After a week long Southern sojourn I find myself back in Wellington again on tight-arse Tuesday*, and it’s with a feeling of dread I pick out another can of Dutch pale lager. The last one was frankly awful, and it’s not until I get this home that I discover to my horror that this is in fact brewed by the same company. Upon further investigation though there are signs of encouragement. Continue reading
Tasman Lager (Strong Lager, 6.5%). Sprig & Fern, Nelson, New Zealand. $11/1.3 litre rigger.
- The good stuff.
Tight-arse Tuesday round two, and I’m attacking the Sprig & Fern Tasman Lager which has been looking out at me from the shelves at Pak’n’Save for a while now. $11 for a 1.3 litre plastic rigger doesn’t exactly scream quality, but it is undeniably good value – assuming it’s drinkable. I can try and convince myself that decent beer need not come in a bottle or (god forbid) a can. But something’s not right. I read that Sprig & Fern are actually in the process of setting up a tavern on Tinakori road, within theoretical walking distance of my house, to sell their ‘award-winning’ range of craft beers. It opens in late February or early March, and while it’s their first North of the strait they have five in the Nelson area. I read on and these awards actually mean something. I mean, I’m sure even the Atlas from last week won an award somewhere, no doubt at some backwoods Albanian festival no reputable brewer could be bothered entering anything into but I don’t think that’s what’s happening here. These people might actually know what they’re doing. Then I find some reviews and they are utterly glowing. I’m left confused and intrigued. It’s cheap, so what’s the catch again? Continue reading
- It’s not as bad as it looks. It’s considerably worse.
Atlas Strong Beer – Strong Pale Lager, 12% abv./ InBev Breweries, Breda, Netherlands/ $7 per 500ml can.

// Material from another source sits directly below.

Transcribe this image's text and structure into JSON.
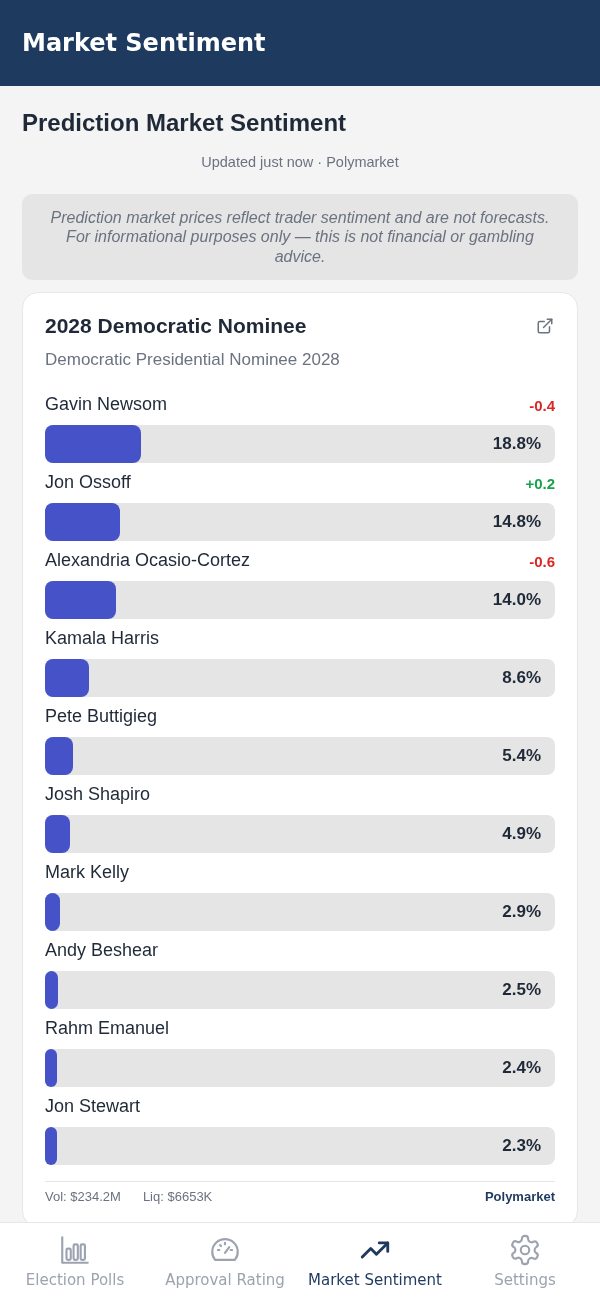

It can be expensive being a beer snob. So, starting today, I’ll be trying once a week to visit the forgotten and unfashionable end of the shelf, trying to find something affordable and drinkable – or at lest non-toxic – amongst the unloved inhabitants of the savage black heart of the local bottle shop. I’m hoping ‘tight-arse Tuesday’ catches on, though not to the extent where a certain pizza chain decides it has grounds to sue for breach of intellectual property rights. Continue reading